Ed: "According to online translation, it says someething like 'looking for (business) advisers with business focus.' Wonderfully, or perhaps deliberately, another meaning for the word 'søker' is viewfinder. I can't tell without context if it is a joke or cluelessness. From what little I know of Norwegians, it is quite possibly a joke."
G Dan Mitchell: "Pretty funny (and unbelievable) stuff. Musicians deal with this, too, when movies and advertisements attempt to depict them performing or (even worse!) conducting, with often baffling and hilarious results."
Dwig: "The pic in the Steria ad seems odd. It looks as if the model was holding something else and the camera was composited in later."
Mike replies: Quite possibly.
- et - : "By chance, I got a message today with a link to a video that seems relevant to your subject.

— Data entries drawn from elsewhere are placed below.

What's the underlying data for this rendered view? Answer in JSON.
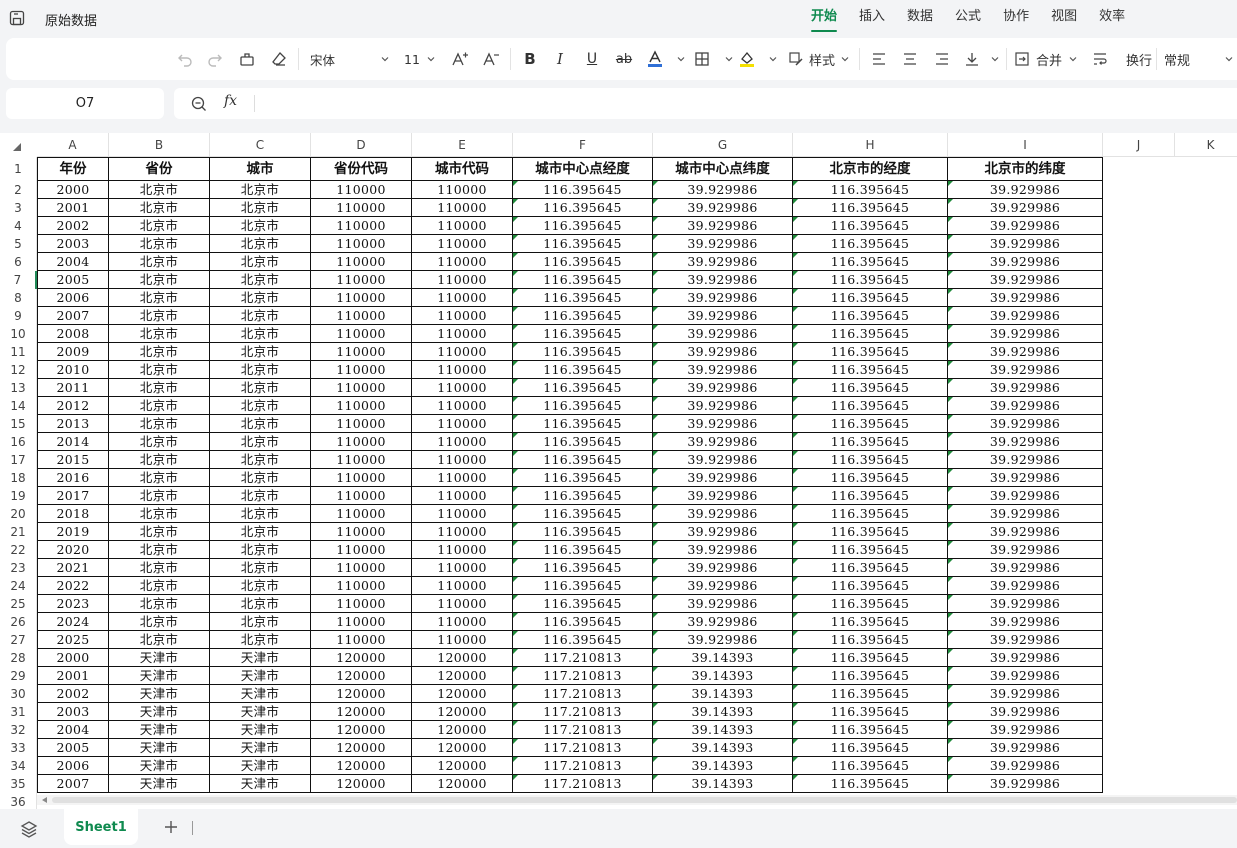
{
  "app": {
    "doc_title": "原始数据",
    "menu_tabs": [
      "开始",
      "插入",
      "数据",
      "公式",
      "协作",
      "视图",
      "效率"
    ]
  },
  "toolbar": {
    "font_name": "宋体",
    "font_size": "11",
    "style_label": "样式",
    "merge_label": "合并",
    "wrap_label": "换行",
    "format_label": "常规",
    "accent_color": "#0f8a4f",
    "font_color_bar": "#2f6fd6",
    "fill_color_bar": "#f5e000"
  },
  "formula": {
    "cell_ref": "O7",
    "fx": "fx",
    "value": ""
  },
  "grid": {
    "columns": [
      "A",
      "B",
      "C",
      "D",
      "E",
      "F",
      "G",
      "H",
      "I",
      "J",
      "K"
    ],
    "row_numbers": [
      "1",
      "2",
      "3",
      "4",
      "5",
      "6",
      "7",
      "8",
      "9",
      "10",
      "11",
      "12",
      "13",
      "14",
      "15",
      "16",
      "17",
      "18",
      "19",
      "20",
      "21",
      "22",
      "23",
      "24",
      "25",
      "26",
      "27",
      "28",
      "29",
      "30",
      "31",
      "32",
      "33",
      "34",
      "35",
      "36"
    ],
    "active_row": "7",
    "header": [
      "年份",
      "省份",
      "城市",
      "省份代码",
      "城市代码",
      "城市中心点经度",
      "城市中心点纬度",
      "北京市的经度",
      "北京市的纬度"
    ],
    "rows": [
      [
        "2000",
        "北京市",
        "北京市",
        "110000",
        "110000",
        "116.395645",
        "39.929986",
        "116.395645",
        "39.929986"
      ],
      [
        "2001",
        "北京市",
        "北京市",
        "110000",
        "110000",
        "116.395645",
        "39.929986",
        "116.395645",
        "39.929986"
      ],
      [
        "2002",
        "北京市",
        "北京市",
        "110000",
        "110000",
        "116.395645",
        "39.929986",
        "116.395645",
        "39.929986"
      ],
      [
        "2003",
        "北京市",
        "北京市",
        "110000",
        "110000",
        "116.395645",
        "39.929986",
        "116.395645",
        "39.929986"
      ],
      [
        "2004",
        "北京市",
        "北京市",
        "110000",
        "110000",
        "116.395645",
        "39.929986",
        "116.395645",
        "39.929986"
      ],
      [
        "2005",
        "北京市",
        "北京市",
        "110000",
        "110000",
        "116.395645",
        "39.929986",
        "116.395645",
        "39.929986"
      ],
      [
        "2006",
        "北京市",
        "北京市",
        "110000",
        "110000",
        "116.395645",
        "39.929986",
        "116.395645",
        "39.929986"
      ],
      [
        "2007",
        "北京市",
        "北京市",
        "110000",
        "110000",
        "116.395645",
        "39.929986",
        "116.395645",
        "39.929986"
      ],
      [
        "2008",
        "北京市",
        "北京市",
        "110000",
        "110000",
        "116.395645",
        "39.929986",
        "116.395645",
        "39.929986"
      ],
      [
        "2009",
        "北京市",
        "北京市",
        "110000",
        "110000",
        "116.395645",
        "39.929986",
        "116.395645",
        "39.929986"
      ],
      [
        "2010",
        "北京市",
        "北京市",
        "110000",
        "110000",
        "116.395645",
        "39.929986",
        "116.395645",
        "39.929986"
      ],
      [
        "2011",
        "北京市",
        "北京市",
        "110000",
        "110000",
        "116.395645",
        "39.929986",
        "116.395645",
        "39.929986"
      ],
      [
        "2012",
        "北京市",
        "北京市",
        "110000",
        "110000",
        "116.395645",
        "39.929986",
        "116.395645",
        "39.929986"
      ],
      [
        "2013",
        "北京市",
        "北京市",
        "110000",
        "110000",
        "116.395645",
        "39.929986",
        "116.395645",
        "39.929986"
      ],
      [
        "2014",
        "北京市",
        "北京市",
        "110000",
        "110000",
        "116.395645",
        "39.929986",
        "116.395645",
        "39.929986"
      ],
      [
        "2015",
        "北京市",
        "北京市",
        "110000",
        "110000",
        "116.395645",
        "39.929986",
        "116.395645",
        "39.929986"
      ],
      [
        "2016",
        "北京市",
        "北京市",
        "110000",
        "110000",
        "116.395645",
        "39.929986",
        "116.395645",
        "39.929986"
      ],
      [
        "2017",
        "北京市",
        "北京市",
        "110000",
        "110000",
        "116.395645",
        "39.929986",
        "116.395645",
        "39.929986"
      ],
      [
        "2018",
        "北京市",
        "北京市",
        "110000",
        "110000",
        "116.395645",
        "39.929986",
        "116.395645",
        "39.929986"
      ],
      [
        "2019",
        "北京市",
        "北京市",
        "110000",
        "110000",
        "116.395645",
        "39.929986",
        "116.395645",
        "39.929986"
      ],
      [
        "2020",
        "北京市",
        "北京市",
        "110000",
        "110000",
        "116.395645",
        "39.929986",
        "116.395645",
        "39.929986"
      ],
      [
        "2021",
        "北京市",
        "北京市",
        "110000",
        "110000",
        "116.395645",
        "39.929986",
        "116.395645",
        "39.929986"
      ],
      [
        "2022",
        "北京市",
        "北京市",
        "110000",
        "110000",
        "116.395645",
        "39.929986",
        "116.395645",
        "39.929986"
      ],
      [
        "2023",
        "北京市",
        "北京市",
        "110000",
        "110000",
        "116.395645",
        "39.929986",
        "116.395645",
        "39.929986"
      ],
      [
        "2024",
        "北京市",
        "北京市",
        "110000",
        "110000",
        "116.395645",
        "39.929986",
        "116.395645",
        "39.929986"
      ],
      [
        "2025",
        "北京市",
        "北京市",
        "110000",
        "110000",
        "116.395645",
        "39.929986",
        "116.395645",
        "39.929986"
      ],
      [
        "2000",
        "天津市",
        "天津市",
        "120000",
        "120000",
        "117.210813",
        "39.14393",
        "116.395645",
        "39.929986"
      ],
      [
        "2001",
        "天津市",
        "天津市",
        "120000",
        "120000",
        "117.210813",
        "39.14393",
        "116.395645",
        "39.929986"
      ],
      [
        "2002",
        "天津市",
        "天津市",
        "120000",
        "120000",
        "117.210813",
        "39.14393",
        "116.395645",
        "39.929986"
      ],
      [
        "2003",
        "天津市",
        "天津市",
        "120000",
        "120000",
        "117.210813",
        "39.14393",
        "116.395645",
        "39.929986"
      ],
      [
        "2004",
        "天津市",
        "天津市",
        "120000",
        "120000",
        "117.210813",
        "39.14393",
        "116.395645",
        "39.929986"
      ],
      [
        "2005",
        "天津市",
        "天津市",
        "120000",
        "120000",
        "117.210813",
        "39.14393",
        "116.395645",
        "39.929986"
      ],
      [
        "2006",
        "天津市",
        "天津市",
        "120000",
        "120000",
        "117.210813",
        "39.14393",
        "116.395645",
        "39.929986"
      ],
      [
        "2007",
        "天津市",
        "天津市",
        "120000",
        "120000",
        "117.210813",
        "39.14393",
        "116.395645",
        "39.929986"
      ]
    ],
    "text_number_columns": [
      5,
      6,
      7,
      8
    ]
  },
  "sheets": {
    "tabs": [
      "Sheet1"
    ],
    "active": "Sheet1"
  }
}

I think that you will find it entertaining, even if it is not directly connected to photography itself."
Mike replies: That's not relevant, but it's perpendicular. (Seriously, thanks—that was great.)
Roger Botting: "Back in my retail days when I sold miserable Kodaks to unknowing customers I had one customer bring a camera back due to a defect. She had managed to take a number of photos of her ear. Something had to be wrong with the camera. I thought that she was just a low end user until, in the wild, I saw other would-be photographers making the same mistake. Don't underestimate the inabilities of the users."